21 June 2017
Written by MY Consulting Support

Summer is right around the corner!

…But before that, we need to get over the period of “Tsuyu”, the rainy season in early summer in Japan. During Tsuyu, it doesn’t rain every day but we experience various kinds of rain such as sprinkle, heavy rain and sometimes even rainstorm. Those visitors who come to Japan during this season may be surprised by the rainy weather, cloudy sky and its humidity. On the other hand, it is also true that you can enjoy Japan’s customs and culture unique to the rainy season!

What kind of season is June in Japan?

If you ask the Japanese as “What kind of season is June?”, more than 80% of people will say “rain”. In Japan, especially in the Kanto region (including Tokyo), June is called the “rainy season”. “Tsuyu” refers to the period when it changes from spring to summer, and it generally lasts from the beginning of the June to the mid July. “Tsuyu”(梅雨) literally means “Plum Rain” (in Chinese characters). The word “Ume“(梅) is about plum, and “Ame“(雨) means rain. It is said to have been transmitted from China, and it is famous that the reason why we call it “Plum Rain” is because plums are just ripening in this time of the year.

When it comes to Tsuyu …

Speaking of flowers blooming during the rainy season, the most famous flower is hydrangea. If you turn over the June page of the Japanese calendar, You will often see the hydrangea pictures.

During the rainy season, the sun is hard to come out every day and the feelings tend to be depressed. But when you walk outside, please look at your feet. Hydrangea that colored white, blue, pink is exactly the best time to see. Surely there are small flowers gathering, a round and cute little hydrangea will be laughing at you!


<TERU TERU BOZU ~ a lucky charm praying for good weather>
 “Teru-Teru-Bozu” is a hand-made doll created with tissue papers. Japanese (especially children) make them on rainy days and hang them up to wish for fine weather.

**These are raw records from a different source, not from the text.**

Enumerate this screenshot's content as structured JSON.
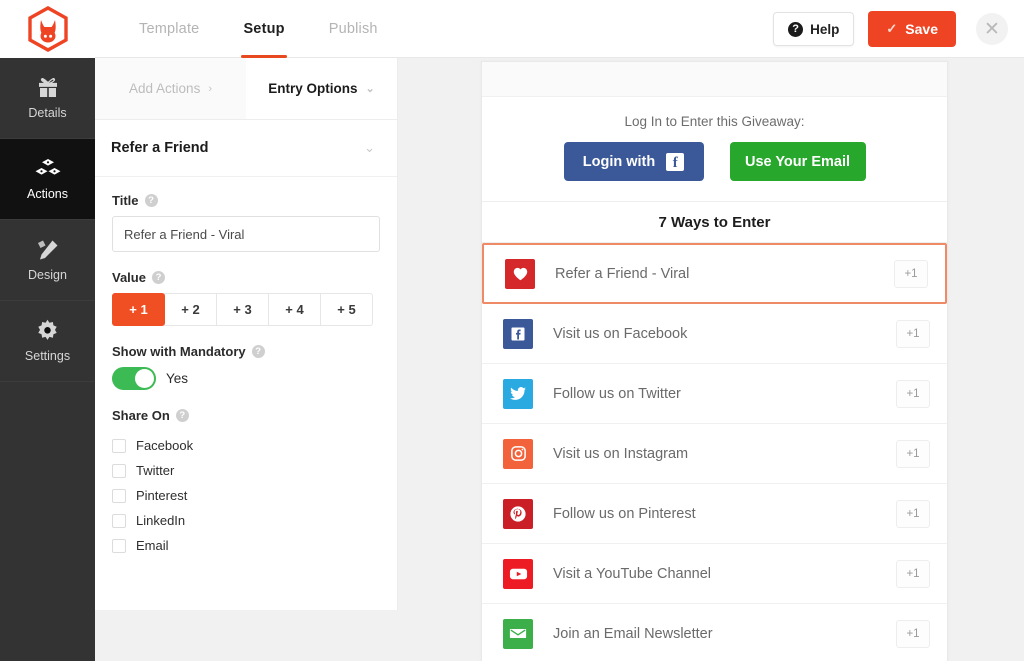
{
  "topbar": {
    "logo_name": "kingsumo-rabbit-logo",
    "tabs": [
      {
        "label": "Template",
        "active": false
      },
      {
        "label": "Setup",
        "active": true
      },
      {
        "label": "Publish",
        "active": false
      }
    ],
    "help_label": "Help",
    "help_icon": "question-mark-icon",
    "save_label": "Save",
    "save_icon": "checkmark-icon",
    "close_icon": "close-icon",
    "accent_color": "#ef4423"
  },
  "rail": {
    "items": [
      {
        "label": "Details",
        "icon": "gift-icon",
        "active": false
      },
      {
        "label": "Actions",
        "icon": "blocks-icon",
        "active": true
      },
      {
        "label": "Design",
        "icon": "pencil-ruler-icon",
        "active": false
      },
      {
        "label": "Settings",
        "icon": "gear-icon",
        "active": false
      }
    ]
  },
  "form": {
    "subtabs": [
      {
        "label": "Add Actions",
        "icon": "chevron-right-icon",
        "active": false
      },
      {
        "label": "Entry Options",
        "icon": "chevron-down-icon",
        "active": true
      }
    ],
    "section": {
      "title": "Refer a Friend",
      "collapse_icon": "chevron-down-icon"
    },
    "title_field": {
      "label": "Title",
      "help_icon": "help-circle-icon",
      "value": "Refer a Friend - Viral",
      "placeholder": "Refer a Friend - Viral"
    },
    "value_field": {
      "label": "Value",
      "help_icon": "help-circle-icon",
      "options": [
        "+ 1",
        "+ 2",
        "+ 3",
        "+ 4",
        "+ 5"
      ],
      "selected": "+ 1",
      "selected_color": "#f04e23"
    },
    "mandatory_field": {
      "label": "Show with Mandatory",
      "help_icon": "help-circle-icon",
      "toggle_state": "Yes",
      "toggle_on": true,
      "toggle_color": "#3cba54"
    },
    "share_field": {
      "label": "Share On",
      "help_icon": "help-circle-icon",
      "options": [
        {
          "label": "Facebook",
          "checked": false
        },
        {
          "label": "Twitter",
          "checked": false
        },
        {
          "label": "Pinterest",
          "checked": false
        },
        {
          "label": "LinkedIn",
          "checked": false
        },
        {
          "label": "Email",
          "checked": false
        }
      ]
    }
  },
  "preview": {
    "login_title": "Log In to Enter this Giveaway:",
    "facebook_button": {
      "label": "Login with",
      "icon": "facebook-icon",
      "color": "#3b5998"
    },
    "email_button": {
      "label": "Use Your Email",
      "color": "#27a72b"
    },
    "ways_heading": "7 Ways to Enter",
    "entries": [
      {
        "label": "Refer a Friend - Viral",
        "points": "+1",
        "icon": "heart-icon",
        "color": "#d4282a",
        "highlighted": true
      },
      {
        "label": "Visit us on Facebook",
        "points": "+1",
        "icon": "facebook-icon",
        "color": "#3b5998",
        "highlighted": false
      },
      {
        "label": "Follow us on Twitter",
        "points": "+1",
        "icon": "twitter-icon",
        "color": "#2ba9e1",
        "highlighted": false
      },
      {
        "label": "Visit us on Instagram",
        "points": "+1",
        "icon": "instagram-icon",
        "color": "#f2633b",
        "highlighted": false
      },
      {
        "label": "Follow us on Pinterest",
        "points": "+1",
        "icon": "pinterest-icon",
        "color": "#cb1f27",
        "highlighted": false
      },
      {
        "label": "Visit a YouTube Channel",
        "points": "+1",
        "icon": "youtube-icon",
        "color": "#ed1c24",
        "highlighted": false
      },
      {
        "label": "Join an Email Newsletter",
        "points": "+1",
        "icon": "envelope-icon",
        "color": "#3cae4a",
        "highlighted": false
      }
    ],
    "highlight_color": "#ef8a66"
  }
}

Children pray that the next day will be sunny while singing a “Teru-Teru-Bozu” song like this : ♪Shine, shine shaven-head, please let tomorrow be sunny day♪
It will not only bring you the sun, but will also bring you sunny to your heart!

★★★ How to make “Teru-Teru-Bozu” ★★★

④Talisman for good weather. “Teru-Teru-Bozu” literally means “Shine, shine shaven-head ”


<Basho MATSUO>
 Basho Matsuo, one of Japan’s most famous Haiku poets, has written about the rainy season.

・五月雨をあつめて早し最上川 Samidare o / atsumete hayashi / mogami gawa

“Gathering the rains of summer, how swift it is – Mogami-gawa River/”

This poem shows that the rain that falls on the rainy season gathers at the Mogami River and the flow is getting faster. The Mogami River is a river that flows in Yamaguchi Prefecture, and it shows how the river streams are pushing up by rain. It is often introduced in current textbooks, and many Japanese recall this poem when Tsuyu season comes.

 ・五月雨や桶の輪切るる夜の声 samidare ya / oke no wa kiruru / yoru no koe

“When sleeping in the rainy season that continues for a long time, there will be a sound that the ring of a tub breaks at midnight. “

This poem depicts the change of the rain sounds heard on the night of the rainy season.
It expresses how rainwater gently and slowly gathers in the tub and finally overflows at a time, representing a dreadfully quiet night.

・降る音や耳も酸うなる梅の雨 Furu oto ya / mimi mo suu naru / ume no ame

“As the plum rain lasts so long, I will feel sour even to my ear to hear the sound of the rain.”

This poem represents a feeling of getting tired of listening to the rain in Tsuyu(Plum rain) season. When you read this poem you may imagine the state of Matsuo Basho who has been feeling disgusted with the long rain.